Oh boy, it’s been quite the year. It’s all coming to an end now, and that can be very stressful. I know for those who live near me, things have been especially hectic with the RedForEd teacher walkout – we haven’t had school for a week now, missing some of our finals and valuable review days. But, we’ve been chugging along with studying (mostly) and are still feeling the stress and anxiety that comes with this season.
With AP week upon us just next week, many of us are feeling the pressure and stress that comes with AP week. One way to cope with this is creating an actionable study plan. If you haven’t already read it, take a look at my blog post on creating a study plan.
It’s so important now more than ever to take care of yourself. The increased stress causes your immune system to go down, so many of us are fighting colds and the flu, or perhaps anxiety attacks, procrastination, or stagnation.
So, without wasting any more of your precious study time, I’m going to share with you my top 3 daily tips to reduce stress:
1. Make a study break routine
I have a little break routine for heavy study sessions. I set a timer for however long I want to study (check out the pomodoro method for a new way to punctuate studying and breaks – I recommend the Tide app), then when the timer goes off, I get up, get physically away from my work space, take a few deep and intentional breaths, and do some sun salutations or any other yoga poses that feel right.
When I get back to studying after a 5-10 minute break, I resume with my pre-studying ritual: I get into position, clean off my desk to keep it not cluttered, use some peppermint or eucalyptus essential oils, and then resume my timer.
Punctuating your studying with breaks and creating positive habits to start your studying routine will make the task seem less daunting and keep your brain from frying. Fried brains don’t learn well, so it’s better, more efficient, and less stressful to take breaks!
2. Create and establish a relaxing night routine

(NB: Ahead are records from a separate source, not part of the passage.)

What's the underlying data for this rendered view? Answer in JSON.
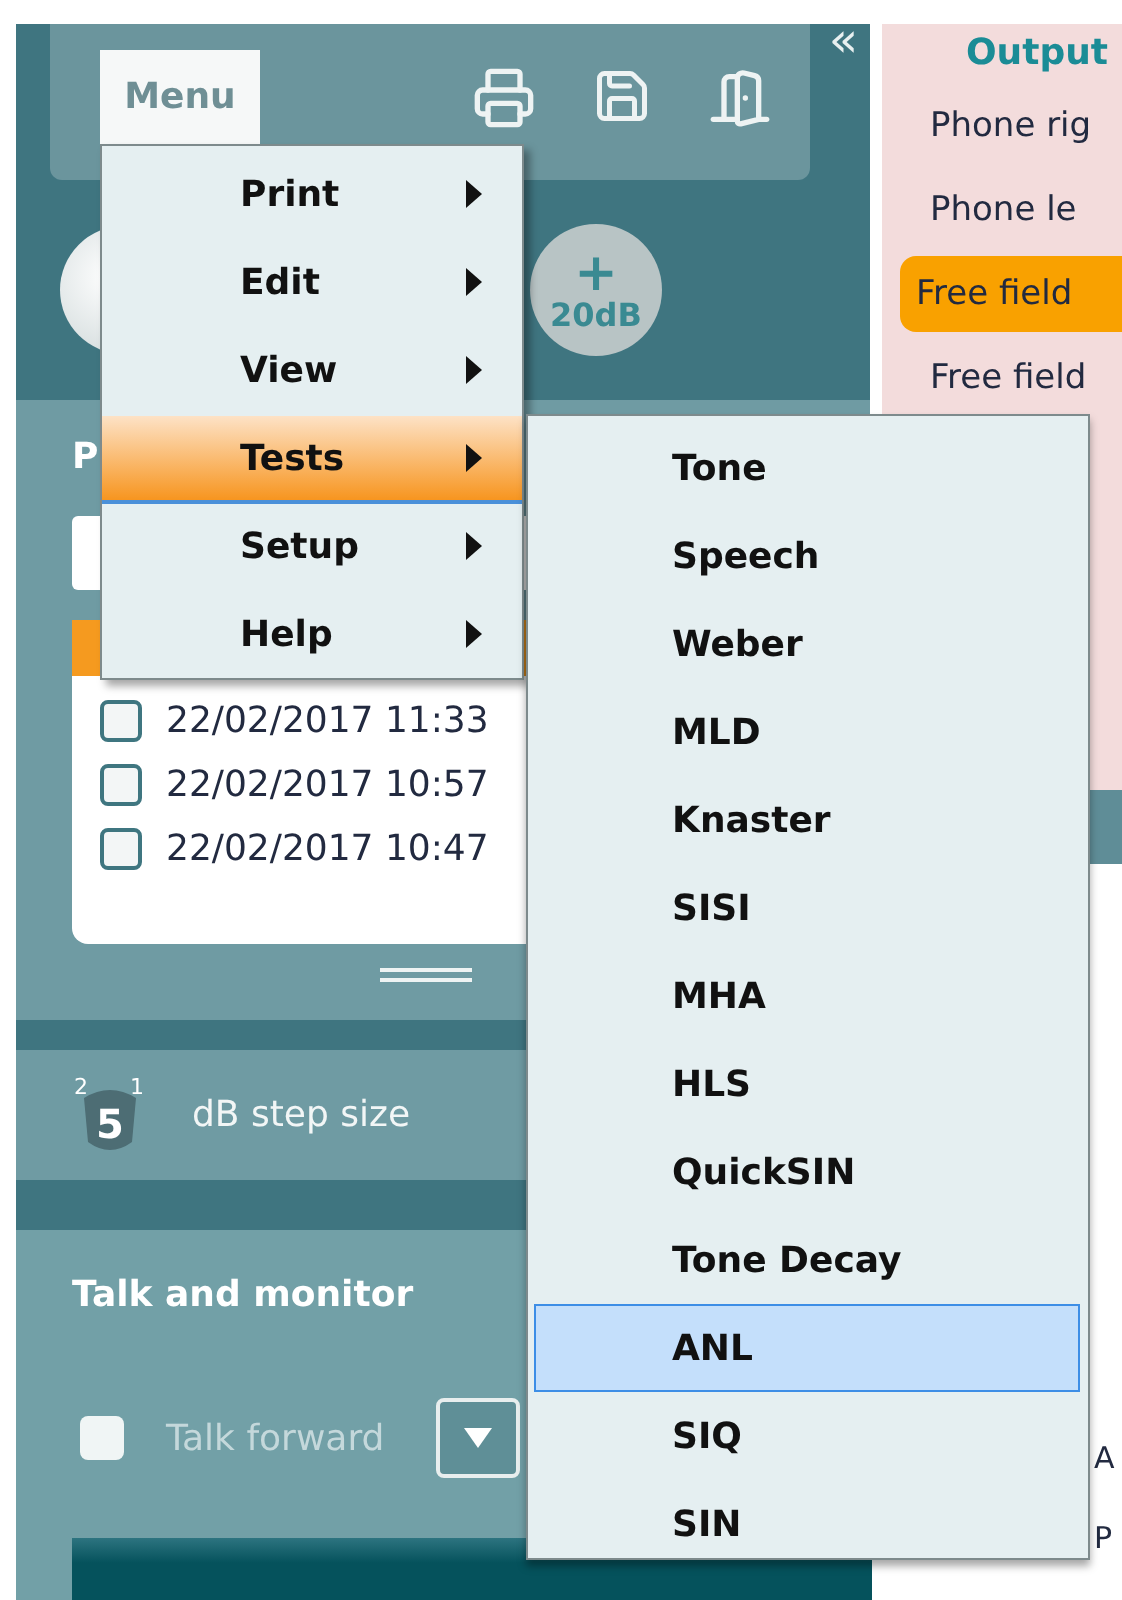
{
  "toolbar": {
    "menu_button": "Menu",
    "collapse_button": "«"
  },
  "level_button": {
    "symbol": "+",
    "label": "20dB"
  },
  "session_panel": {
    "title": "P",
    "sessions": [
      {
        "label": "22/02/2017 11:33",
        "checked": false
      },
      {
        "label": "22/02/2017 10:57",
        "checked": false
      },
      {
        "label": "22/02/2017 10:47",
        "checked": false
      }
    ]
  },
  "step_size": {
    "icon_digits": [
      "2",
      "5",
      "1"
    ],
    "label": "dB step size"
  },
  "talk_monitor": {
    "title": "Talk and monitor",
    "talk_forward": {
      "label": "Talk forward",
      "checked": false,
      "disabled": true
    }
  },
  "output_panel": {
    "title": "Output",
    "options": [
      {
        "label": "Phone rig",
        "selected": false
      },
      {
        "label": "Phone le",
        "selected": false
      },
      {
        "label": "Free field",
        "selected": true
      },
      {
        "label": "Free field",
        "selected": false
      }
    ]
  },
  "lower_right": {
    "texts": [
      "A",
      "P"
    ]
  },
  "menu": {
    "items": [
      {
        "label": "Print",
        "selected": false
      },
      {
        "label": "Edit",
        "selected": false
      },
      {
        "label": "View",
        "selected": false
      },
      {
        "label": "Tests",
        "selected": true
      },
      {
        "label": "Setup",
        "selected": false
      },
      {
        "label": "Help",
        "selected": false
      }
    ]
  },
  "submenu": {
    "items": [
      {
        "label": "Tone",
        "selected": false
      },
      {
        "label": "Speech",
        "selected": false
      },
      {
        "label": "Weber",
        "selected": false
      },
      {
        "label": "MLD",
        "selected": false
      },
      {
        "label": "Knaster",
        "selected": false
      },
      {
        "label": "SISI",
        "selected": false
      },
      {
        "label": "MHA",
        "selected": false
      },
      {
        "label": "HLS",
        "selected": false
      },
      {
        "label": "QuickSIN",
        "selected": false
      },
      {
        "label": "Tone Decay",
        "selected": false
      },
      {
        "label": "ANL",
        "selected": true
      },
      {
        "label": "SIQ",
        "selected": false
      },
      {
        "label": "SIN",
        "selected": false
      }
    ]
  }
}
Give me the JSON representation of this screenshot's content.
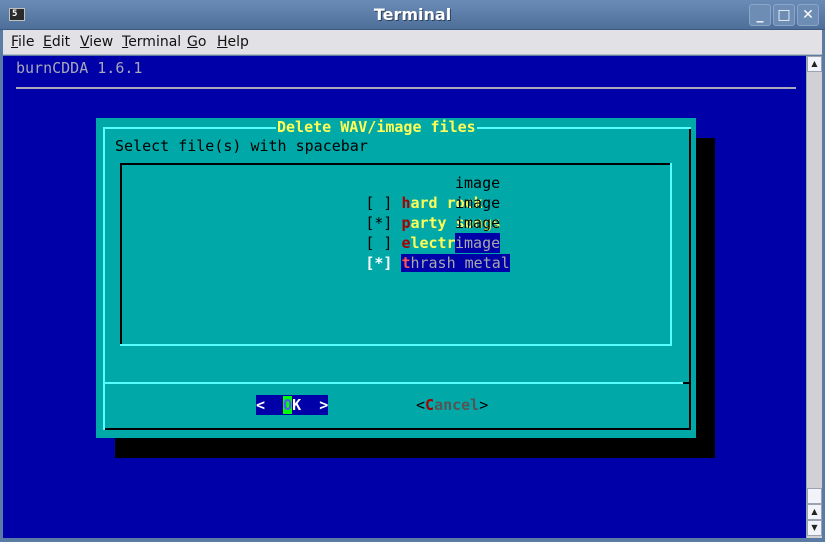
{
  "window": {
    "title": "Terminal",
    "app_icon": "terminal-app-icon",
    "controls": {
      "minimize": "_",
      "maximize": "□",
      "close": "✕"
    }
  },
  "menubar": {
    "items": [
      {
        "label": "File",
        "mnemonic": "F",
        "rest": "ile"
      },
      {
        "label": "Edit",
        "mnemonic": "E",
        "rest": "dit"
      },
      {
        "label": "View",
        "mnemonic": "V",
        "rest": "iew"
      },
      {
        "label": "Terminal",
        "mnemonic": "T",
        "rest": "erminal"
      },
      {
        "label": "Go",
        "mnemonic": "G",
        "rest": "o"
      },
      {
        "label": "Help",
        "mnemonic": "H",
        "rest": "elp"
      }
    ]
  },
  "terminal": {
    "app_title": "burnCDDA 1.6.1",
    "colors": {
      "background": "#0000a8",
      "dialog": "#00a8a8",
      "highlight": "#ffff55",
      "hotkey": "#a80000"
    },
    "dialog": {
      "title": "Delete WAV/image files",
      "prompt": "Select file(s) with spacebar",
      "items": [
        {
          "checkbox": "[ ]",
          "hotkey": "h",
          "name_rest": "ard rock",
          "type": "image",
          "checked": false,
          "selected": false
        },
        {
          "checkbox": "[*]",
          "hotkey": "p",
          "name_rest": "arty songs",
          "type": "image",
          "checked": true,
          "selected": false
        },
        {
          "checkbox": "[ ]",
          "hotkey": "e",
          "name_rest": "lectronic",
          "type": "image",
          "checked": false,
          "selected": false
        },
        {
          "checkbox": "[*]",
          "hotkey": "t",
          "name_rest": "hrash metal",
          "type": "image",
          "checked": true,
          "selected": true
        }
      ],
      "buttons": {
        "ok": {
          "left": "<  ",
          "hotkey": "O",
          "rest": "K  >"
        },
        "cancel": {
          "left": "<",
          "hotkey": "C",
          "rest": "ancel",
          "right": ">"
        }
      }
    }
  },
  "scrollbar": {
    "up_arrow": "▲",
    "down_arrow": "▼"
  }
}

It’s pretty easy to get into the mindset of “I must study” late at night, especially if you haven’t studied as much as you wanted during the day. But, staying up late to study before an exam won’t do you much good. In preparation for exams, it’s important to end your day on a positive and relaxing note.
Step 1: Put away the study materials. Get your papers back into your bag, your review books back on the shelf, and your pencils back in their case. Get those physics equations, president names, and graphs out of your head for the rest of the night.
Step 2: Get ready for the next day – take a shower, set out your clothes, pack your bag, straighten up your room
Step 3: Reward yourself for the accomplishments you made that day – try writing a “to done” list of all the things you did and concepts you mastered or made progress on. It’ll reduce frustration and help you keep track of where you’re at.
Step 4: Drink some tea, read a non-academic book, and light a candle – treat yourself a bit!
Step 5: Get to bed at a reasonable hour – this probably means before midnight.
3. Don’t throw your social life out the window
During this time, it’s important to continue doing non-school related things. Go to coffee with a friend, grab ice cream, or go to the park.
Spending time with others and doing non-academic activities will refresh your brain and ensure that you don’t go completely insane. In earlier years, I would throw my social life out the window around this time and devote everything I had to studying, and it wasn’t healthy.
Give yourself dedicated time slots to studying and follow through on them, but don’t hesitate to schedule friends and family in there as well.
So, I hope you follow my advice this study season and focus on mental health – I see high school students continually disregard this as soon as a high stress situation comes to them. These 3 things are things you can implement daily to keep enough of your sanity to get through and succeed this May.
Good luck on your finals and exams!